Your essential update on health for the week
HSJ Catch Up
This weekly email gives HSJ subscribers a vital update on the biggest stories from the last week in health. If you have been out of the office or otherwise just too busy to keep up, HSJ Catch Up will ensure you are still in the know.
Stevens’ ‘ramp it up’ advice
HSJ bounced between very immediate and the unusually long term when we spoke to Simon Stevens for a long interview at the end of last week.
On the former, the NHS England chief showed frustration at an immediate difficulty with getting the waiting list under control.
Our lead story took us to the longer term, with priorities revealed for outcomes improvements over a 10 year time frame.
In a leader column HSJ editor Alastair McLellan explains this may be part of an expectations management exercise: In the short term, funding is still pretty constrained and the NHS will be able to do little but try to keep the show on the road. Politicians and others can be assuaged to a degree with more ambitious improvements promised in the longer term. To make a reality of those loftier ambitions, taxpayers and Parliament will have to stump up for a better funding settlement in a few years’ time.
The new health and social care secretary Matt Hancock used his first speech to highlight the lack of BME NHS leaders.
He said, “Diversity is critical. In many areas diversity is thriving. But not everywhere. And speaking frankly, the NHS leadership community must do more to reflect the wider workforce.”
He also singled out workforce as one of his three early priorities in the role, alongside technology and prevention, echoing comments made in his first HSJ column last week, gave his backing to the current review of NHS targets, said new funding should be focused on tech, and supported the expansion of GP at Hand.
Considering NHS staff survey results “horrifying”, his new implementive goals seem to be clear.
Misdirection and manifest errors
The Department of Health and Social Care was taken to court over allegations of improper behaviour during the awarding of a £730m contract to deliver medical equipment to the NHS.
DHL Supply Chain, which has run the NHS Supply Chain service since 2006, claimed the DHSC has breached equal treatment and transparency rules under procurement law, and accused the department of “misdirection and manifest errors”.
In a letter to DHSC, DHL Supply Chain claimed that Unipart, to whom the contract was awarded, has “limited experience” in the healthcare and life sciences sectors, and “appears not to operate at scale on projects of this complexity”.
DHL Supply Chain’s current contract for logistics will expire by April 2019 at the latest.
Civil servants spending spree on consultants
There has been a push to reduce spending on management consultants in the health service over the last few years.
So, the irony of the Department of Health and Social Care almost tripling its spending on consultancy in 2017-18 will not be lost on underpressure NHS managers.

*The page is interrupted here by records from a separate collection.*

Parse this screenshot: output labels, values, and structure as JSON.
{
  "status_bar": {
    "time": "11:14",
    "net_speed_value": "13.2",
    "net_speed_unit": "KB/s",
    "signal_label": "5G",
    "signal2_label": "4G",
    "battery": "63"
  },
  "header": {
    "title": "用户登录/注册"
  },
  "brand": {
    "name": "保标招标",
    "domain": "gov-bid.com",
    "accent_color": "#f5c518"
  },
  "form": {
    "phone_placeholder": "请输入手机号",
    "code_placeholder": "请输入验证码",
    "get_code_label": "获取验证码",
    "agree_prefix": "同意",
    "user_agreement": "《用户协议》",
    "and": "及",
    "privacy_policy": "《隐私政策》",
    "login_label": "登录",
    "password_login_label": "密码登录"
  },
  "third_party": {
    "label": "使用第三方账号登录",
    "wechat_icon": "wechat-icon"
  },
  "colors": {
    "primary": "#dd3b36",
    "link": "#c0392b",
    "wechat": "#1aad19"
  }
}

The DHSC’s newly published annual accounts reveal £12.4m was spent on consultancy services in 2017-18, compared to £4.5m in 2016-17.
The revolving door of CCG performance
The clinical commissioning group ratings for 2017-18 are out and there are some surprises hidden in there.
NHS England said the ratings this year were a slight improvement.
The number of CCGs rated inadequate in the last financial year compared to the prior one, dropped from 23 to 18.
However, underneath these national numbers there is significant variation in local ratings. More than two fifths of CCGs changed their ratings, with 46 getting better and 42 getting worse.
Given these swings, it seems for every CCG that improves its rating, another one gets worse. One could say it’s a revolving door.
A Chinese takeaway
A partnership of two “outstanding” foundation trusts, a council and an architecture firm have signed a deal with a Chinese real estate firm which could be worth millions for the NHS.
Northumbria Healthcare FT, the Christie FT, Northumberland County Council and Building Design Partnership have signed the contract for the first stage of a collaboration with the Rongqiao Group.
The deal will see NHS and council staff, acting under the NHS Northumbria International Alliance, supporting the company to build 10 new hospitals in China.
Community services lose out
A well repeated mantra in HSJ of late has been the neglect of the NHS’s new Cinderella service. Following the Liverpool community services scandal, Carter report and abandoned forward view, the underfunding of community services has come in to sharp focus over the past few months.
The figures showed a £300m decrease for acute, mental health, community and ambulance services during 2017-18 compared to 2016-17, despite an increase in funding for all three other areas.
It seems that once again Cinderella has failed to make it to the ball.